of retention-tenure-promotion criteria across the system to remove
obstacles to faculty innovation in teaching. They also listed
a variety of ways in which faculty development could be pursued,
such as training workshops, cross-disciplinary team teaching,
and mentoring of new faculty, and emphasized the importance of
release time to make these activities possible.
Issue 9: Are the goals and policies regarding institutional
and learning productivity complete, or do additional considerations
need to be included? How might the CSU and its campuses most
successfully pursue increases in institutional and learning productivity?
What kinds and levels of support might be necessary to realize
the full potential of technological applications in increasing
For this issue set, only one of the two groups returned its record-of-discussion
form. This group questioned the usefulness of the definition
of productivity provided in the draft report and wondered whether
a good definition of learning productivity has yet been developed.
They provided a list of potential ways to increase productivity
that included the following:
Though the group indicated support for the concept of competency-based
learning, they expressed concerns regarding funding issues related
to implementing the necessary changes. They wondered how academic
programs incorporating competency-based learning would correlate
with state funding modes, financial aid structures, and student
Issue 10: Does Task Force II's draft report effectively illustrate
the capital budget picture facing the CSU? Given Task Force II's
report, what should CSU's priorities for capital spending be -
increased technological infrastructure/capability or additional
buildings/campuses? Is the emphasis on studying the technology
versus new capital construction options available to the CSU well-placed?
What other capital options should be considered?
As with the previous set of questions, only one group returned
its record of discussion. This group stated its view that areas
of instruction are more amenable to the application of technology
than other areas of the university, citing the ability of CSU
libraries to utilize technology to share access to their collections.
They argued that decisions regarding instructional technology
should remain under the auspices of Academic Affairs and that
faculty should play a role in the allocation of funding for technology.
The group agreed with the task force's view that the system should
not pursue additional new campuses, but also felt that the report
was skewed against construction projects in general. They recommended
that campuses expand their ability to serve through the development
of satellite campuses and space sharing arrangements with community

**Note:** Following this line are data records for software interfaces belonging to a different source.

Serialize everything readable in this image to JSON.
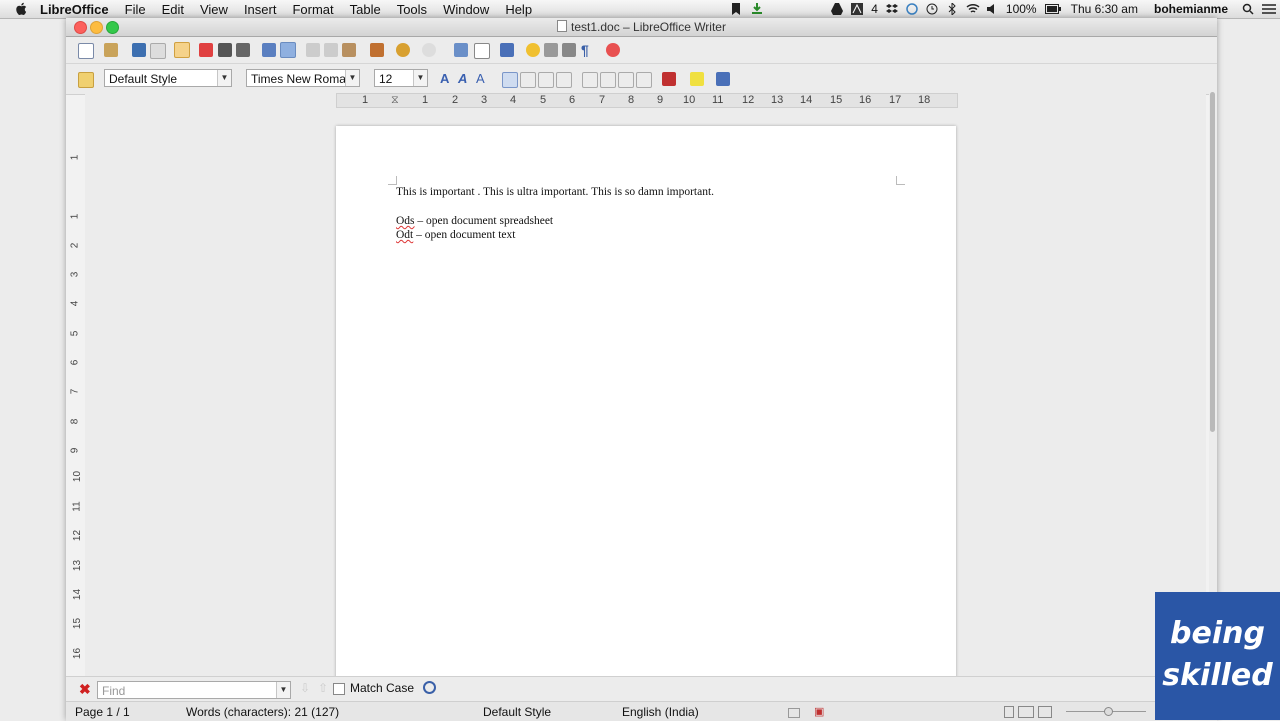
{
  "menubar": {
    "app": "LibreOffice",
    "items": [
      "File",
      "Edit",
      "View",
      "Insert",
      "Format",
      "Table",
      "Tools",
      "Window",
      "Help"
    ],
    "status": {
      "adobe_count": "4",
      "battery": "100%",
      "clock": "Thu 6:30 am",
      "user": "bohemianme"
    }
  },
  "window": {
    "title": "test1.doc – LibreOffice Writer"
  },
  "formatting": {
    "paragraph_style": "Default Style",
    "font_name": "Times New Roman",
    "font_size": "12"
  },
  "ruler": {
    "h_numbers": [
      "1",
      "1",
      "2",
      "3",
      "4",
      "5",
      "6",
      "7",
      "8",
      "9",
      "10",
      "11",
      "12",
      "13",
      "14",
      "15",
      "16",
      "17",
      "18"
    ],
    "v_numbers": [
      "1",
      "1",
      "2",
      "3",
      "4",
      "5",
      "6",
      "7",
      "8",
      "9",
      "10",
      "11",
      "12",
      "13",
      "14",
      "15",
      "16"
    ]
  },
  "document": {
    "line1": "This is important . This is ultra important. This is so damn important.",
    "line2_word": "Ods",
    "line2_rest": " – open document spreadsheet",
    "line3_word": "Odt",
    "line3_rest": " – open document text"
  },
  "findbar": {
    "placeholder": "Find",
    "match_case": "Match Case"
  },
  "statusbar": {
    "page": "Page 1 / 1",
    "words": "Words (characters): 21 (127)",
    "style": "Default Style",
    "language": "English (India)"
  },
  "badge": {
    "line1": "being",
    "line2": "skilled"
  },
  "colors": {
    "accent": "#2a56a6",
    "close": "#fc605c",
    "min": "#fdbc40",
    "max": "#34c84a"
  }
}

colleges, and through greater utilization of existing space.
In addition, they echoed the views of the other groups that the
CSU should vigorously pursue additional funding from the state.
The group did not feel that the draft report effectively illustrates the capital budget picture facing the CSU. They expressed the view that the draft report's discussion of technology costs should include an analysis of the operational, training, technical support, and replacement costs associated with the application of various forms of technology to the instructional environment. They also suggested that the report include enrollment projections by geographic region and/or campus in relation to capacity/capital/technology needs. This group highlighted the need for effective assessment of technology as applied to the teaching/learning process.